To get in the habit of reviewing the nitty-gritty details of your finances every month, you should do several things:
- Make the most of your transaction management software to learn the specifics of your closed transactions and pending deals.
- Ensure whichever tools you choose have dual mobile and laptop functionality to keep your sales details in one place.
- If possible, select a system that allows for document uploading and synching so all information related to the sale can be easily accessed and referred to.
- Pay special attention to the trends in outgoing and incoming money to understand which areas you can change and improve your financial situation.
Evaluate all expenses for your real estate business, and develop a budget to minimize unnecessary spending.
No matter how long you’ve been working at growing your real estate business, proper money management is a must. If the idea of creating and sticking to a budget makes you scoff, think of the possibilities. It seems backward, but following a thoughtful budget can actually increase your cashflow in the short and long term.
Aspiring to up your earning potential when you are managing variable income each month will require careful planning and consideration of your resources:
Take note of all of your one-off and ongoing agency expenses.
Block out time each month to review and chart your standing expenses. This exercise will give you an exact picture of where your money is going, and areas you can cut back, and it’s particularly helpful if you’re feeling like the total costs of your business are more than you expected.
Remember to include MLS and association membership fees, real estate marketing and advertising spend, and incidentals like transportation.
In the expenses example below from ProjectionHub, business necessities are accounted for by month. Creating a spreadsheet or chart and plugging in your business’s figures will give you a better overall picture of your finances.

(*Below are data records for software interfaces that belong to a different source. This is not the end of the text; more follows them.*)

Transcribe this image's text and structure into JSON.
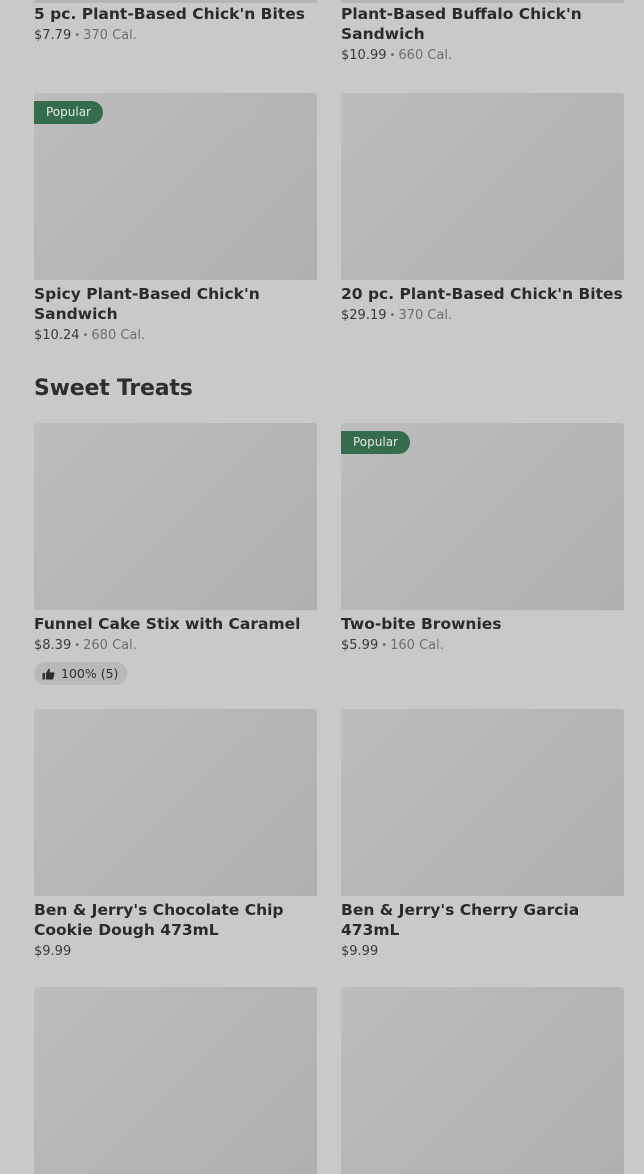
{
  "top_row": [
    {
      "title": "5 pc. Plant-Based Chick'n Bites",
      "price": "$7.79",
      "calories": "370 Cal."
    },
    {
      "title": "Plant-Based Buffalo Chick'n Sandwich",
      "price": "$10.99",
      "calories": "660 Cal."
    }
  ],
  "row2": [
    {
      "badge": "Popular",
      "title": "Spicy Plant-Based Chick'n Sandwich",
      "price": "$10.24",
      "calories": "680 Cal."
    },
    {
      "title": "20 pc. Plant-Based Chick'n Bites",
      "price": "$29.19",
      "calories": "370 Cal."
    }
  ],
  "section": {
    "title": "Sweet Treats"
  },
  "row3": [
    {
      "title": "Funnel Cake Stix with Caramel",
      "price": "$8.39",
      "calories": "260 Cal.",
      "rating": "100% (5)"
    },
    {
      "badge": "Popular",
      "title": "Two-bite Brownies",
      "price": "$5.99",
      "calories": "160 Cal."
    }
  ],
  "row4": [
    {
      "title": "Ben & Jerry's Chocolate Chip Cookie Dough 473mL",
      "price": "$9.99"
    },
    {
      "title": "Ben & Jerry's Cherry Garcia 473mL",
      "price": "$9.99"
    }
  ],
  "icons": {
    "rating": "thumbs-up-icon"
  }
}
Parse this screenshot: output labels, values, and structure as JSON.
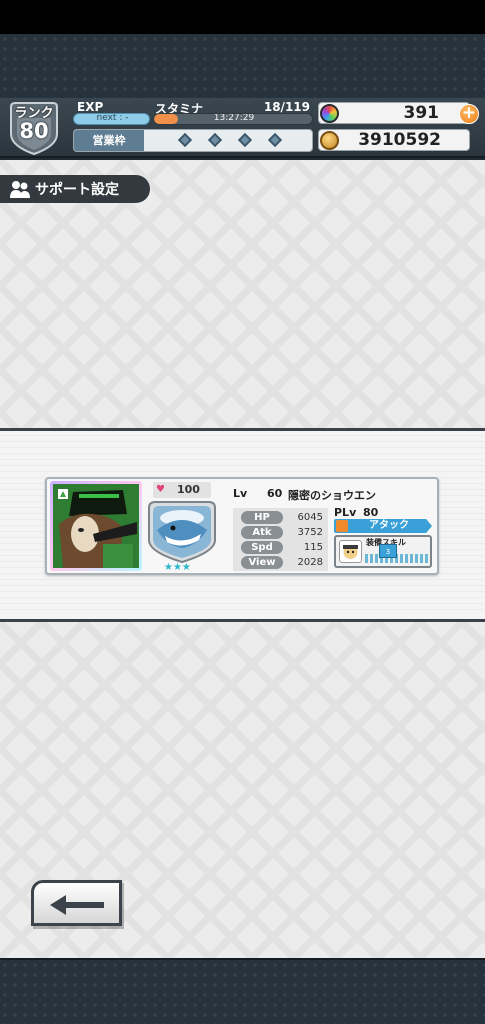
{
  "header": {
    "rank_label": "ランク",
    "rank_value": "80",
    "exp_label": "EXP",
    "exp_next": "next :  -",
    "stamina_label": "スタミナ",
    "stamina_count": "18/119",
    "stamina_fraction": 0.15,
    "stamina_timer": "13:27:29",
    "business_label": "営業枠",
    "business_slots": 4,
    "gems": "391",
    "coins": "3910592",
    "plus_symbol": "+"
  },
  "page": {
    "title": "サポート設定"
  },
  "support_card": {
    "affinity": "100",
    "lv_label": "Lv",
    "level": "60",
    "name": "隠密のショウエン",
    "stats": [
      {
        "label": "HP",
        "value": "6045"
      },
      {
        "label": "Atk",
        "value": "3752"
      },
      {
        "label": "Spd",
        "value": "115"
      },
      {
        "label": "View",
        "value": "2028"
      }
    ],
    "plv_label": "PLv",
    "plv": "80",
    "role": "アタック",
    "skill_title": "装備スキル",
    "skill_level": "3",
    "stars": "★★★",
    "heart": "♥"
  },
  "icons": {
    "rank_badge": "shield-icon",
    "gem": "gem-icon",
    "coin": "coin-icon",
    "plus": "plus-icon",
    "support": "group-icon",
    "back": "back-arrow-icon",
    "attribute": "triangle-attribute-icon"
  },
  "colors": {
    "accent_orange": "#f0904a",
    "exp_blue": "#8ecbe6",
    "role_blue": "#3aa0d8",
    "header_bg": "#2b353d"
  }
}
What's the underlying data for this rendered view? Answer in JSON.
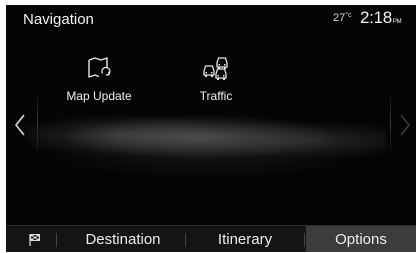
{
  "header": {
    "title": "Navigation",
    "temperature_value": "27",
    "temperature_unit": "°c",
    "time": "2:18",
    "ampm": "PM"
  },
  "tiles": [
    {
      "label": "Map Update",
      "icon": "map-update-icon"
    },
    {
      "label": "Traffic",
      "icon": "traffic-icon"
    }
  ],
  "nav": {
    "prev_icon": "chevron-left-icon",
    "next_icon": "chevron-right-icon"
  },
  "tabs": {
    "flag_icon": "flag-icon",
    "destination": "Destination",
    "itinerary": "Itinerary",
    "options": "Options"
  },
  "colors": {
    "background": "#050505",
    "text": "#f0f0f0",
    "bottom_bar": "#141414",
    "active_tab": "#3c3c3c"
  }
}
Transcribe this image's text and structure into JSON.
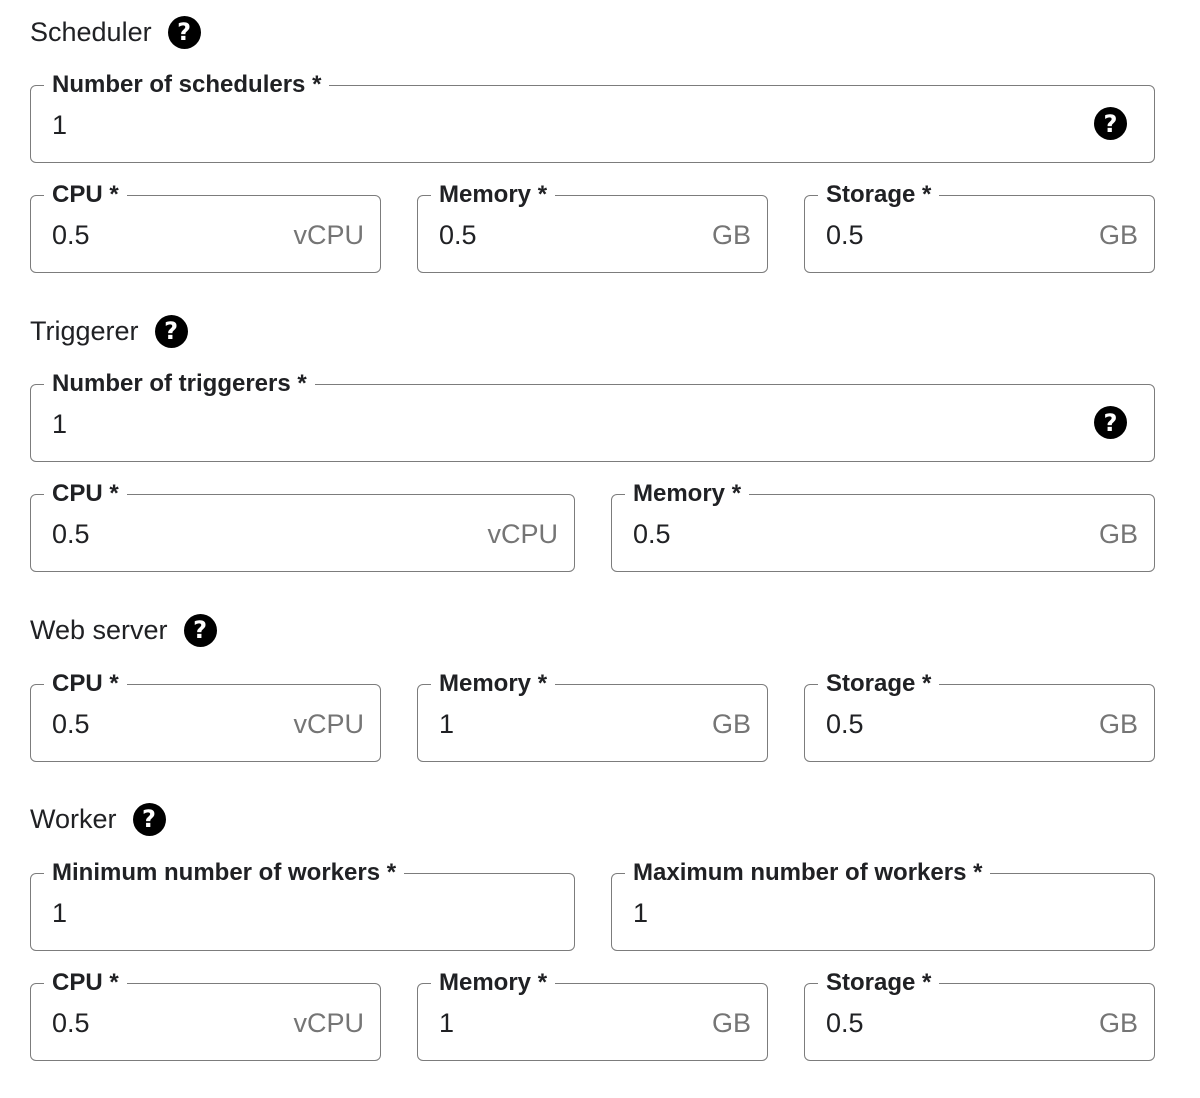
{
  "scheduler": {
    "heading": "Scheduler",
    "count": {
      "label": "Number of schedulers *",
      "value": "1"
    },
    "cpu": {
      "label": "CPU *",
      "value": "0.5",
      "unit": "vCPU"
    },
    "memory": {
      "label": "Memory *",
      "value": "0.5",
      "unit": "GB"
    },
    "storage": {
      "label": "Storage *",
      "value": "0.5",
      "unit": "GB"
    }
  },
  "triggerer": {
    "heading": "Triggerer",
    "count": {
      "label": "Number of triggerers *",
      "value": "1"
    },
    "cpu": {
      "label": "CPU *",
      "value": "0.5",
      "unit": "vCPU"
    },
    "memory": {
      "label": "Memory *",
      "value": "0.5",
      "unit": "GB"
    }
  },
  "webserver": {
    "heading": "Web server",
    "cpu": {
      "label": "CPU *",
      "value": "0.5",
      "unit": "vCPU"
    },
    "memory": {
      "label": "Memory *",
      "value": "1",
      "unit": "GB"
    },
    "storage": {
      "label": "Storage *",
      "value": "0.5",
      "unit": "GB"
    }
  },
  "worker": {
    "heading": "Worker",
    "min": {
      "label": "Minimum number of workers *",
      "value": "1"
    },
    "max": {
      "label": "Maximum number of workers *",
      "value": "1"
    },
    "cpu": {
      "label": "CPU *",
      "value": "0.5",
      "unit": "vCPU"
    },
    "memory": {
      "label": "Memory *",
      "value": "1",
      "unit": "GB"
    },
    "storage": {
      "label": "Storage *",
      "value": "0.5",
      "unit": "GB"
    }
  },
  "icons": {
    "help": "help-circle-icon",
    "help_glyph": "?"
  }
}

Plan for the inevitable slower months (“winter” is always coming).
When you’re at the mercy of the unpredictability of the housing market (or simply working in the typical slow periods; usually the colder months — if you’re in a market that has cold months, at least), you absolutely need to be prepared for times when you likely won’t be seeing as much activity, by stocking and maintaining an emergency fund and keeping unnecessary expenses low. As much as we’d all love for consistent real estate success and income, anticipating the worst can make those times less troubling when they do happen.
Consistently track your income and note major fluctuations.
Maybe you were lucky enough to receive a hefty commission one month, but you scrambled to engage even one real estate lead 6 months later. Sock away unexpected extra income when you have it, and be aware of the actions you took that led to prospect to client conversions and the resulting sales.
Allocate a considerable amount of funds for team growth.
If down the road you plan to add employees to your team who will be paid a salary, like those who handle purely administrative or marketing tasks for you, be sure to earmark a portion of incoming funds toward their income.
Getting familiar with the particulars of your expenses and income is essential if you want to see substantial growth in your business, and in turn, have the ability to reach a broader range of prospects.
It’s no easy feat, but if you prioritize consistent monitoring of your revenue and your business goals, you’ll be on the right track to achieve them.
Learn the 80/20 formula that can help you become an even more successful real estate agent in this exclusive Placester webinar with KW’s Jesse Garcia:
What are your secrets to financial success as an agent? Share your business philosophy with us below!
Published on July 19, 2017
Written by Elizabeth Christensen
As a content writer at Placester, Elizabeth is excited about helping real estate professionals enhance their brands and discover new ways to form connections by sharing their stories and experiences. She enjoys equal parts print and digital media, and is always seeking inspiration.